Peanuts: Undersize fish (shorter than 20 inches fork length), typically found in very large numbers
Schoolies: A mix of fish just above or below the 20-inch fork length, but found in large schools
Lifters: Eight- to 15-pound fish that don't quite warrant the gaff
Gaffers: Quality fish in the 20- to 30-pound range
Slammers: Trophy fish that are generally in the 40-plus-pound range
Males, called bulls, generally grow at faster rates and eat more than females (cows) do. The largest dolphin are always bulls.
The maximum life span of the common dolphin is four years, but 98 percent will not live past two years.
To guess at the age of a fish, consider its length rather than weight. A 6-month-old dolphin could range from 19 inches to 28 inches, a one-year-old could range anywhere from 23 inches to 55 inches, and two-year-olds range from 31 to 55 inches.
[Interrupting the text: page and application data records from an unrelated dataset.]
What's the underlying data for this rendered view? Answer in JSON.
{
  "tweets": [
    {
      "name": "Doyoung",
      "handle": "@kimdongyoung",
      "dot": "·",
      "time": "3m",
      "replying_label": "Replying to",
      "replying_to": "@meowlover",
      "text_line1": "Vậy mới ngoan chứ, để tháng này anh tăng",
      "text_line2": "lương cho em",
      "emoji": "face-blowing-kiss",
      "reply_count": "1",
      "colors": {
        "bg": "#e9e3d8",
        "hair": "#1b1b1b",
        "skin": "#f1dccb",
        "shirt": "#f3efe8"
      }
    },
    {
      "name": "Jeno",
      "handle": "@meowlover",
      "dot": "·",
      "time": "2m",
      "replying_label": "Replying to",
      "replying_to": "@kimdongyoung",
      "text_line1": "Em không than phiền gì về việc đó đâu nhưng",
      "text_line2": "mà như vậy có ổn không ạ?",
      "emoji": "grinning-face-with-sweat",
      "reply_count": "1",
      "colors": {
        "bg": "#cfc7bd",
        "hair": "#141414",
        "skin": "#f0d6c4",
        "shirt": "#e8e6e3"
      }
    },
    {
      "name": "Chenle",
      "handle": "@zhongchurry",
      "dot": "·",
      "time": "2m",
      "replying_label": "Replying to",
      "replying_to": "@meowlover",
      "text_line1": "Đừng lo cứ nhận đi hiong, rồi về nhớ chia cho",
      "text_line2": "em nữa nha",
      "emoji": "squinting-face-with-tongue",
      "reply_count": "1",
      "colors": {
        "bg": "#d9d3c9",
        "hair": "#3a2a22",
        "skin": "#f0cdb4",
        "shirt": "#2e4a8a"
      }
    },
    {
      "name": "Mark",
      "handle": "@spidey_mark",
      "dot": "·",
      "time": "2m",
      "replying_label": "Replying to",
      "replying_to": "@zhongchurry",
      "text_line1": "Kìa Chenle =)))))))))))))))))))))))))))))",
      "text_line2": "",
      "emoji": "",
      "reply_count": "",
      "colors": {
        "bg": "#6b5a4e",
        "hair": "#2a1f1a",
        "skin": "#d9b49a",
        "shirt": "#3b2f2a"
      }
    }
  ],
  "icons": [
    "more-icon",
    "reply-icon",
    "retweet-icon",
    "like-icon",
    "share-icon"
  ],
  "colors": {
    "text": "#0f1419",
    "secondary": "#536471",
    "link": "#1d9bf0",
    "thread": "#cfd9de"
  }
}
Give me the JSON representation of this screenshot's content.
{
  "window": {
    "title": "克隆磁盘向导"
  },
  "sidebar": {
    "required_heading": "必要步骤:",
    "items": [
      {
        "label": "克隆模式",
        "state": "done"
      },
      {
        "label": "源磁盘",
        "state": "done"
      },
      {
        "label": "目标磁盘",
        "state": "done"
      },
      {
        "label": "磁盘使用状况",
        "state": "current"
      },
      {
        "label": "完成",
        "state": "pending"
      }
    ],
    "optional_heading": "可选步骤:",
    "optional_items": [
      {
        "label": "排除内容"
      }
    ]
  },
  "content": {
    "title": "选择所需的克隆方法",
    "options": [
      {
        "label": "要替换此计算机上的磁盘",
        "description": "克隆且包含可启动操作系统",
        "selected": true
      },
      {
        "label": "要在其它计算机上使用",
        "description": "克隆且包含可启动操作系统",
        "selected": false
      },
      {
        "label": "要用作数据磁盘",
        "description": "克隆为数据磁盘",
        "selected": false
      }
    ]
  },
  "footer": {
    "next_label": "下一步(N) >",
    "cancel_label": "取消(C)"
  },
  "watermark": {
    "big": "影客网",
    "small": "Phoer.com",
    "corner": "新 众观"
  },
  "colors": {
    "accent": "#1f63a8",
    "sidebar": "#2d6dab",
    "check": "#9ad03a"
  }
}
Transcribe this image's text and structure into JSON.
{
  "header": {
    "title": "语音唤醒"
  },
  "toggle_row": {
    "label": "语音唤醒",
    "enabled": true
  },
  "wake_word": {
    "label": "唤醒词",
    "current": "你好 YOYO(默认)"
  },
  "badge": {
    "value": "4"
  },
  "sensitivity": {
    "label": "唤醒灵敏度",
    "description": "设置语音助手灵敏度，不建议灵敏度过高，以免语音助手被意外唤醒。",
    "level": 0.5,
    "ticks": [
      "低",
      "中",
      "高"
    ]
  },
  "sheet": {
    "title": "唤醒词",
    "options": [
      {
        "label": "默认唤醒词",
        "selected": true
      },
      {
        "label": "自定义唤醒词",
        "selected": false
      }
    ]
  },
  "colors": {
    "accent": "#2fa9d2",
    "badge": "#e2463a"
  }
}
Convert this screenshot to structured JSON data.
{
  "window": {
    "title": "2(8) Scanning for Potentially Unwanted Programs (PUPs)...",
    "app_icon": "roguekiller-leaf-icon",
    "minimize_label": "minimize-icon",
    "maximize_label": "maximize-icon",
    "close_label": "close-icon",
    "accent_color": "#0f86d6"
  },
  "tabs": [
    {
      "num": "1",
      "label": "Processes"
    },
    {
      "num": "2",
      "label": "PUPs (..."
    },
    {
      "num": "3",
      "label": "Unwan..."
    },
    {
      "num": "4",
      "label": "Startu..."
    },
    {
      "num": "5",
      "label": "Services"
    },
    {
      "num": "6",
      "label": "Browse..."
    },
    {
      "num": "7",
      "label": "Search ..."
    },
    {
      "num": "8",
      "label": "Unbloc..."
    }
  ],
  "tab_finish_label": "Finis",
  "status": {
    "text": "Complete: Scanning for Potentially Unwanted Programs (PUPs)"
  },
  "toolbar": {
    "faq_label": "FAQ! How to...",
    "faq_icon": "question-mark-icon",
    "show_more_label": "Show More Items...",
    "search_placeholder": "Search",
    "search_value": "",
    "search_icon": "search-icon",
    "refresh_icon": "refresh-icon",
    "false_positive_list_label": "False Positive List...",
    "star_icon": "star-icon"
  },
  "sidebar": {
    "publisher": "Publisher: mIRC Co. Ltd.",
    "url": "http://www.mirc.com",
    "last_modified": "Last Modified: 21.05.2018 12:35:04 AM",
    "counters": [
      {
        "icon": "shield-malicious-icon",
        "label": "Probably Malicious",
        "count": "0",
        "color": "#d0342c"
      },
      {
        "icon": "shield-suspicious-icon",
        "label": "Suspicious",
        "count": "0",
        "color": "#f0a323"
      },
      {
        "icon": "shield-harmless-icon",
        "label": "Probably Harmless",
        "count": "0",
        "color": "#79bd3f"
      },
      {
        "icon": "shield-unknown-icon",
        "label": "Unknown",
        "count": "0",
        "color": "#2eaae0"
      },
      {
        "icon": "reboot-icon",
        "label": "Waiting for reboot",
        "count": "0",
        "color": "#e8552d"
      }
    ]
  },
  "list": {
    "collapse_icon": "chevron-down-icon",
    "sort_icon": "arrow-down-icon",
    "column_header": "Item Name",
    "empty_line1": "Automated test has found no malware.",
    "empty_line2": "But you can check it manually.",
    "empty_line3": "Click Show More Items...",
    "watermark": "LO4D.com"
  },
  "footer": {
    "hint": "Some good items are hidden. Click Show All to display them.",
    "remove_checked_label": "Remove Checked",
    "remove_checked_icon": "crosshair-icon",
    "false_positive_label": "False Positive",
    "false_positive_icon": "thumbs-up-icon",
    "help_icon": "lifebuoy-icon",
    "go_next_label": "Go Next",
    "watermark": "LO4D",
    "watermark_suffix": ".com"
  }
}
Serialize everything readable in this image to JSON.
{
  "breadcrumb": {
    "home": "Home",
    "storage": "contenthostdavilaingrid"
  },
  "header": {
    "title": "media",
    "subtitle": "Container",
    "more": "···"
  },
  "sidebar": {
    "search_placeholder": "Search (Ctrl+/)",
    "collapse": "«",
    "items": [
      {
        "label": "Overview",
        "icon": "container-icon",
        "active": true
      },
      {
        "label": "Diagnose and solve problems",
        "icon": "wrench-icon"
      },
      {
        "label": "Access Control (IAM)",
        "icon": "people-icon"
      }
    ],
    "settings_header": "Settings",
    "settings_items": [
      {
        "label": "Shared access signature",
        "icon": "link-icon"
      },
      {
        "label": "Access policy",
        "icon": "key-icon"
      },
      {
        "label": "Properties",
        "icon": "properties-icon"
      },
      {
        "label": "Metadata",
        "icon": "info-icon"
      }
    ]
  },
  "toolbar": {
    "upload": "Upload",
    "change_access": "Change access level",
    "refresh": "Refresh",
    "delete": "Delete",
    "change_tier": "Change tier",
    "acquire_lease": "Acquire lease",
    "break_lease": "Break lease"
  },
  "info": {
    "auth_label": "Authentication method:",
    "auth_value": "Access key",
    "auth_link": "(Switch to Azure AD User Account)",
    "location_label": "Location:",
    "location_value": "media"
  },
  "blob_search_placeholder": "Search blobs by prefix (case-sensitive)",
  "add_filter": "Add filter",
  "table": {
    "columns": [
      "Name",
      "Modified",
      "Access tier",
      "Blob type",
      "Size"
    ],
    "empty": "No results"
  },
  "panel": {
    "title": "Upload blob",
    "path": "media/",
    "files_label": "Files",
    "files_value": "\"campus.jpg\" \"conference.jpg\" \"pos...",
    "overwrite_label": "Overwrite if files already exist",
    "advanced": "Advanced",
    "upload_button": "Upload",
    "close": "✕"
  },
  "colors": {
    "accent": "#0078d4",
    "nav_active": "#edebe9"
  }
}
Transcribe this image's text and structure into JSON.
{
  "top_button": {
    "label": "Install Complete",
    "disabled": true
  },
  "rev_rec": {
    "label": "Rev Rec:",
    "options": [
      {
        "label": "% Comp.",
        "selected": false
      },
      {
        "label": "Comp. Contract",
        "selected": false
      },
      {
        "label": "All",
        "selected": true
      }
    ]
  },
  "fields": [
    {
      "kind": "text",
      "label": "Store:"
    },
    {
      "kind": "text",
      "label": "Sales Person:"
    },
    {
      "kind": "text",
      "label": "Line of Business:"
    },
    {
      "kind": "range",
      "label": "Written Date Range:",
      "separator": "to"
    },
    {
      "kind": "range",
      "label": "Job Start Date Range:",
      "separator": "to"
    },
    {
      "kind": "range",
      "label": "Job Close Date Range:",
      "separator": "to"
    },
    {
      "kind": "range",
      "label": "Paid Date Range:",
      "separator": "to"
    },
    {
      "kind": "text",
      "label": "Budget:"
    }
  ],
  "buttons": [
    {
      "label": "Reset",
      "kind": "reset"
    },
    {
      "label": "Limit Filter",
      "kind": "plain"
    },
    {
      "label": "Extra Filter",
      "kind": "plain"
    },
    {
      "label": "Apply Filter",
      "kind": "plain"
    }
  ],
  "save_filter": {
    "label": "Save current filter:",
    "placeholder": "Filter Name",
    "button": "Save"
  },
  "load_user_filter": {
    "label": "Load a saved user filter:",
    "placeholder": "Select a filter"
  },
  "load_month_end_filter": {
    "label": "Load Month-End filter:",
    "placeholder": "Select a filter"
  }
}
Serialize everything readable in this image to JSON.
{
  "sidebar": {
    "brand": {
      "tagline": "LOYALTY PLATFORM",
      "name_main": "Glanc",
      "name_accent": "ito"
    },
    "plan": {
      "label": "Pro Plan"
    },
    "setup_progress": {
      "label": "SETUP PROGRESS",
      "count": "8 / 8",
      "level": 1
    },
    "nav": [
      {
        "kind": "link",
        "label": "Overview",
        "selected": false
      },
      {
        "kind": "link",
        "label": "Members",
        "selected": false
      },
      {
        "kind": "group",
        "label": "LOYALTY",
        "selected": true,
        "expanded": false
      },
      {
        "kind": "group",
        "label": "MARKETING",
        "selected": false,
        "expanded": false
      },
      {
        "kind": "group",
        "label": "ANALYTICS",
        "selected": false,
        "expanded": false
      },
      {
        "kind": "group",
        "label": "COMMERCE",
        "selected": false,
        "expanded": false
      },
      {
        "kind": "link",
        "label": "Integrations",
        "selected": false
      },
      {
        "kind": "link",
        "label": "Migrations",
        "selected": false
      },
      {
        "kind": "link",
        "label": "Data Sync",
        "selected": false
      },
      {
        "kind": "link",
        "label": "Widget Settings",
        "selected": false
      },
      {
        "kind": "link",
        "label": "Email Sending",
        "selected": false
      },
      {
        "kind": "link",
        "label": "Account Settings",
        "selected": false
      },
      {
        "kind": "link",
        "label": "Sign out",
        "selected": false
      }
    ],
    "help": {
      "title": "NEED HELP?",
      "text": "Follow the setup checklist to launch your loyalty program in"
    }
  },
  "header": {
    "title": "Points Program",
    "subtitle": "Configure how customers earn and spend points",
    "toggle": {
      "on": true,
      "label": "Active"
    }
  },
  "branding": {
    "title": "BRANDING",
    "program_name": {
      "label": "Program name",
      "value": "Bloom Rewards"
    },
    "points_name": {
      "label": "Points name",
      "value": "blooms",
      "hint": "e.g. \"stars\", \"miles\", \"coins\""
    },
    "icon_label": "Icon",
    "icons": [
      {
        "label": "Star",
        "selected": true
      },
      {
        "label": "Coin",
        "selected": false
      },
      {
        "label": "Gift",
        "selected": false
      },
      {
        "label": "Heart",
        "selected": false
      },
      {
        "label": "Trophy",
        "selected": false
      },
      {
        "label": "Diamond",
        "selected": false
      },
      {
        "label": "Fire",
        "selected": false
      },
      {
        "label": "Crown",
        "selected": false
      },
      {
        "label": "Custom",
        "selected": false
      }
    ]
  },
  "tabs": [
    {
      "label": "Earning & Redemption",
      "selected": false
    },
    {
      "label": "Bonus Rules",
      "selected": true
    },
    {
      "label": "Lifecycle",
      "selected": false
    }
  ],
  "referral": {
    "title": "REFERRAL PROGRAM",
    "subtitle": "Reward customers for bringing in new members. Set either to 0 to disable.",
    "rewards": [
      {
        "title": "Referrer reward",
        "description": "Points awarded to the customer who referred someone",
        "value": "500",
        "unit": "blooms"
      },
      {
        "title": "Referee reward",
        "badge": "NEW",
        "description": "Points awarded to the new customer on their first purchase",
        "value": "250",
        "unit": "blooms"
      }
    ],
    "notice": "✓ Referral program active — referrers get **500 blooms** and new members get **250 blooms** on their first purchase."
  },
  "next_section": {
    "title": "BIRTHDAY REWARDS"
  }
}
There's plenty of overlap when it comes to age.
A less-well-known dolphin called the pompano dolphin, Coryphaena equiselis, is distinguishable from the common dolphin by body depth: The depth of the common dolphin is less than 25 percent of its standard length, while the pompano dolphin's body depth is greater than 25 percent, according to Florida Museum of Natural History. The pompano dolphin also has a large, square tooth patch covering most of the width of the tongue.
All dolphin reach sexual maturity within a year of growth, sometimes as early as four to five months, or 8 inches in length. And they're not picky about spawning regularly, as evidenced by the presence of ripe females and larva in waters of the tropics, Florida and the southern Gulf of Mexico all year. Still other areas, such as North Carolina, see spawning fish at least certain times of the year.